The Osage Nation is continuing plans on improving education opportunities for Osage students by building a new larger Child Care building on the government campus in Pawhuska.
On May 8, tribal government officials, along with Wahzhahzhe Early Learning Academy students and staff attended a groundbreaking commemorating the building construction’s start. According to a news release, the new Child Care building “is planned to be 18,752 square feet, which includes eight classrooms, outdoor creative spaces, a kitchen, two indoor gross motor skills classrooms, a teacher training room, and office space for Wahzhazhe Early Learning Academy administration and Pawhuska Wahzhazhe Early Learning Academy Staff.”
Principal Chief Geoffrey Standing Bear acknowledged the WELA and education staff as they tended to the younger event attendees. “You have the most important job in the Nation, I think, in taking such influence over the hearts and minds of these children… You’re making them the adults of tomorrow and that’s so strong, that’s so powerful.
Standing Bear also acknowledged other education officials and Congress, which considered and approved several appropriation bills, including a $2.8 million supplemental appropriation bill during the 2022 Tzi-Sho Session for the Child Care building project. “It’s important to them, it’s important to us and we all made it happen. We found the money and now we’re all going to be watching as this goes up and then it will make some more room that we need,” he said.
Last September, Congress passed ONCA 22-82 (sponsored by Congressman Scott BigHorse), which is “An Act to authorize and appropriate the amount of $2,811,473 to the Pawhuska WELA of American Rescue Plan Act (ARPA) funds for the continuation and completion of a new facility project.” During the session, BigHorse said the new building will move the classroom environment into updated modern facilities, as well as eliminate the WELA waiting list for prospective students.

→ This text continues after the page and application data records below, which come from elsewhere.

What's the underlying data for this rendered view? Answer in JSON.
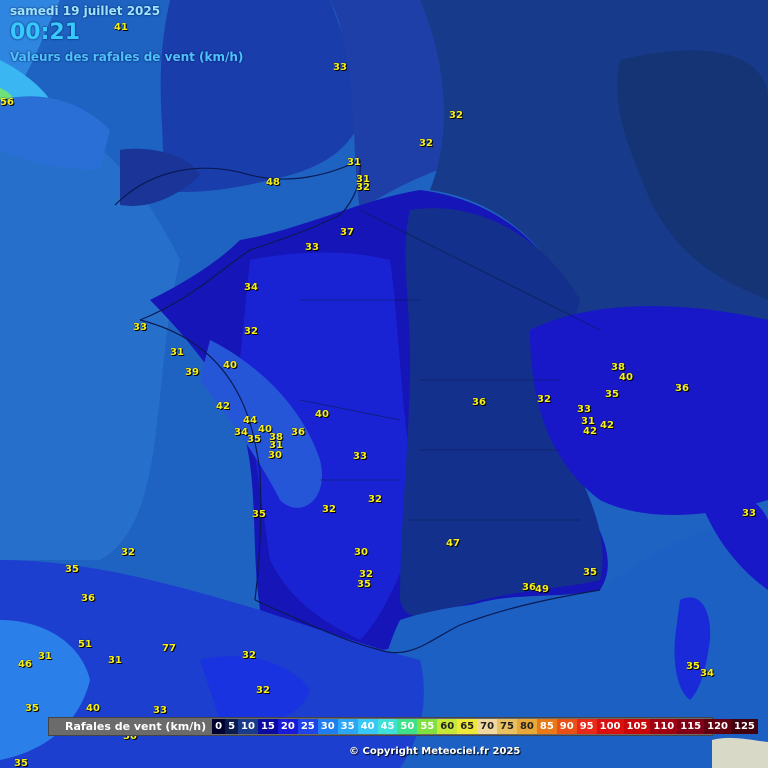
{
  "header": {
    "date": "samedi 19 juillet 2025",
    "time": "00:21",
    "subtitle": "Valeurs des rafales de vent (km/h)"
  },
  "legend": {
    "title": "Rafales de vent (km/h)",
    "classes": [
      {
        "label": "0",
        "color": "#000030"
      },
      {
        "label": "5",
        "color": "#0a1c4d"
      },
      {
        "label": "10",
        "color": "#1a3a8a"
      },
      {
        "label": "15",
        "color": "#0b0ba0"
      },
      {
        "label": "20",
        "color": "#1a1ad8"
      },
      {
        "label": "25",
        "color": "#1f45e8"
      },
      {
        "label": "30",
        "color": "#1e7ef0"
      },
      {
        "label": "35",
        "color": "#2aa6f5"
      },
      {
        "label": "40",
        "color": "#38c8f8"
      },
      {
        "label": "45",
        "color": "#3fe0d8"
      },
      {
        "label": "50",
        "color": "#3ee08a"
      },
      {
        "label": "55",
        "color": "#7fe040"
      },
      {
        "label": "60",
        "color": "#c8e838"
      },
      {
        "label": "65",
        "color": "#f0e838"
      },
      {
        "label": "70",
        "color": "#f0d8a0"
      },
      {
        "label": "75",
        "color": "#e8c060"
      },
      {
        "label": "80",
        "color": "#e8a838"
      },
      {
        "label": "85",
        "color": "#e87818"
      },
      {
        "label": "90",
        "color": "#e85018"
      },
      {
        "label": "95",
        "color": "#e82818"
      },
      {
        "label": "100",
        "color": "#d81010"
      },
      {
        "label": "105",
        "color": "#c80808"
      },
      {
        "label": "110",
        "color": "#a00010"
      },
      {
        "label": "115",
        "color": "#800018"
      },
      {
        "label": "120",
        "color": "#600010"
      },
      {
        "label": "125",
        "color": "#400010"
      }
    ]
  },
  "gust_values": [
    "41",
    "56",
    "33",
    "32",
    "32",
    "31",
    "31",
    "32",
    "48",
    "37",
    "33",
    "34",
    "33",
    "32",
    "31",
    "40",
    "39",
    "42",
    "44",
    "34",
    "40",
    "38",
    "35",
    "31",
    "30",
    "36",
    "40",
    "33",
    "32",
    "32",
    "35",
    "32",
    "35",
    "36",
    "30",
    "32",
    "35",
    "47",
    "35",
    "36",
    "32",
    "38",
    "40",
    "36",
    "35",
    "33",
    "31",
    "42",
    "42",
    "33",
    "35",
    "34",
    "36",
    "49",
    "51",
    "46",
    "31",
    "31",
    "77",
    "32",
    "32",
    "40",
    "33",
    "35",
    "30",
    "35"
  ],
  "copyright": "© Copyright Meteociel.fr 2025"
}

BigHorse also acknowledged the WELA staff, noting “my heart goes out to you because I’ve stood in your shoes and I’ve worked with children and I know what a trying time it can be, but you’ve got them at that stage where you’re making a huge impact because we’re taking (Osage children) out of our public schools and putting them – thanks to our past Congresses’ dedication to education – we’ve been able to make it this far and it’s my understanding we were just accredited with the seventh grade, so we’ll soon be starting seventh grade up here (in Daposka Ahnkodapi).”
“This is a milestone, this is something that’s been in my mind all of my life, why can’t we educate our own people? Why can’t we bring our elements in and get our school and us run it the way we want to, not the way a school board wants to or some other parent that doesn’t care about us,” BigHorse said. “Congress was really involved in this (funding bill consideration) … we passed a total of five pieces of legislation for a total of $7.9 million for this endeavor.”
Jennifer Holding, the Nation’s director of Child Care and Development, is serving her first year in the post and said the project is a “multi-department collaboration” including the two government branches, grants staff, Roads Department, Historic Preservation, Information Technology, and language and culture departments.
Referring to WELA staff and teachers, Holding said “I know they’re going to love this new building and they’ve definitely paid their time in the old building and this will be awesome for them… We know it’s going to be a beautiful building with absolutely everything that the children and the teachers need. There’s going to be separate classrooms for each age group with outdoor classrooms attached to those classrooms, there’s going to be two gross motor skills rooms for different age groups, a huge kitchen, resource room and a break room for the teachers, a room for nursing mothers that can come nurse their babies during the day, office space and a training room for teachers so they can have their trainings on-site and there’s going to be a giant playground … We anxiously await to see the finished facility for the 2024 school year.”
Casey Johnson, Secretary of Development, said the Child Care building project is “the first big project since the reorganization of the Nation (with six cabinet secretaries) that spans different secretaries, so basically the Secretary of Social Services (Teresa Bledsoe) is over Child Care and Development where the (building) money came from and then it comes to Secretary of Development for building and construction and in the end, it’s going to be handed off to Secretary of Education (Vann Bighorse) where the WELA falls under.”
Tara McKinney, WELA Director, said she’s held the post for almost three years and “this is such an exciting time for the WELA program, I’ve been involved with this building project from the beginning and I’m so grateful for the collaboration efforts from each program within the Osage Nation, it was a joy working with each of you as well as Selser Schaefer (architect firm), we had a lot of meetings and a lot of things that go into planning a building.”
Johnson noted Builders Unlimited will be the contractor will be working on the construction and the Nation’s Roads and Tribal Development and Land Acquisition Department will also be involved as well. After the officials’ remarks, the education, government officials and WELA students participated in the ribbon-cutting and stood for photos to celebrate the project’s start.